This blog post is an excerpt from our recent report done in partnership with Esri, Resilient by Design Solving What Keeps Community Leaders Up at Night. To download the full report, head here.
Resiliency is the capacity of a city, county or community to survive, adapt and overcome chronic stresses and acute shocks, according to the Rockefeller Foundation.
Modern challenges that governments face today are evidence that it can be more difficult than ever to become truly resilient.
But ignoring resiliency efforts can put governments and their communities at risk of succumbing to chronic stresses or acute shocks, which are ongoing events that weaken the fabric of a community on a day-to-day or cyclical basis and sudden, sharp, often unexpected events that disrupt and threaten a community, respectively.
Chronic stresses that affect a community can be anything from social inequity or inefficient transportation to a lack of affordable housing. Acute shocks – the most difficult situations for which to prepare – can include natural disasters, terrorist attacks, disease outbreaks and others.
A community that prioritizes resiliency knows that it’s not a matter of if but when that chronic stressor or acute shock will occur. Efforts are then placed on advanced preparation and ways to quickly rebound.
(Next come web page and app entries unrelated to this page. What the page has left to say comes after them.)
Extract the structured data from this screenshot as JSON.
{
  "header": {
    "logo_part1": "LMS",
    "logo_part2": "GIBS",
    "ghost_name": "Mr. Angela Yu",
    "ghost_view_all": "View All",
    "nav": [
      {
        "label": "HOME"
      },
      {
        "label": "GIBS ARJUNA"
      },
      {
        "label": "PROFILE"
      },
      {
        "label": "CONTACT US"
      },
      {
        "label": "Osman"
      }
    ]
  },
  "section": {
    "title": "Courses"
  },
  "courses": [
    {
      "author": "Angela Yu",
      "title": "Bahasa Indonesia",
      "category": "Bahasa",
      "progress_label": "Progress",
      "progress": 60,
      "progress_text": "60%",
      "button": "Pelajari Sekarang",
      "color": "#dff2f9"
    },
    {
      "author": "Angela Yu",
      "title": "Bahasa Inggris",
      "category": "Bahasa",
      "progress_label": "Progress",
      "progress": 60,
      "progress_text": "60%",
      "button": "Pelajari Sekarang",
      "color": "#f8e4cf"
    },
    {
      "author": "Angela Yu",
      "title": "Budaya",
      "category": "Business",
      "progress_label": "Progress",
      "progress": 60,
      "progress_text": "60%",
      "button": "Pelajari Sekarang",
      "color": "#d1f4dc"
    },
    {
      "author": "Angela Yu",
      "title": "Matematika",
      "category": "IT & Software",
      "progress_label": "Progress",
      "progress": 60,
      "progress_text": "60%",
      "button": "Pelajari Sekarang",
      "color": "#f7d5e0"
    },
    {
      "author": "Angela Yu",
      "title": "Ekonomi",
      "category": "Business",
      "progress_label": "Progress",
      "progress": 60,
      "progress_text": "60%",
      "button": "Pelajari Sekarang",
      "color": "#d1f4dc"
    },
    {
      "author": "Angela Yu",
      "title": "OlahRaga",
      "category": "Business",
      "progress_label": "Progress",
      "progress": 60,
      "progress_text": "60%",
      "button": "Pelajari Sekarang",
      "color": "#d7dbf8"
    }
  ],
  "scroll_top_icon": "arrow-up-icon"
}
And many communities are practicing resiliency already.
Because so many resiliency issues deal with location-based data, GIS is an essential tool for communities to use to understand and articulate where these challenges are, where they’re likely to be in coming years, as well as how and where these unforeseen issues can be either mitigated or rectified.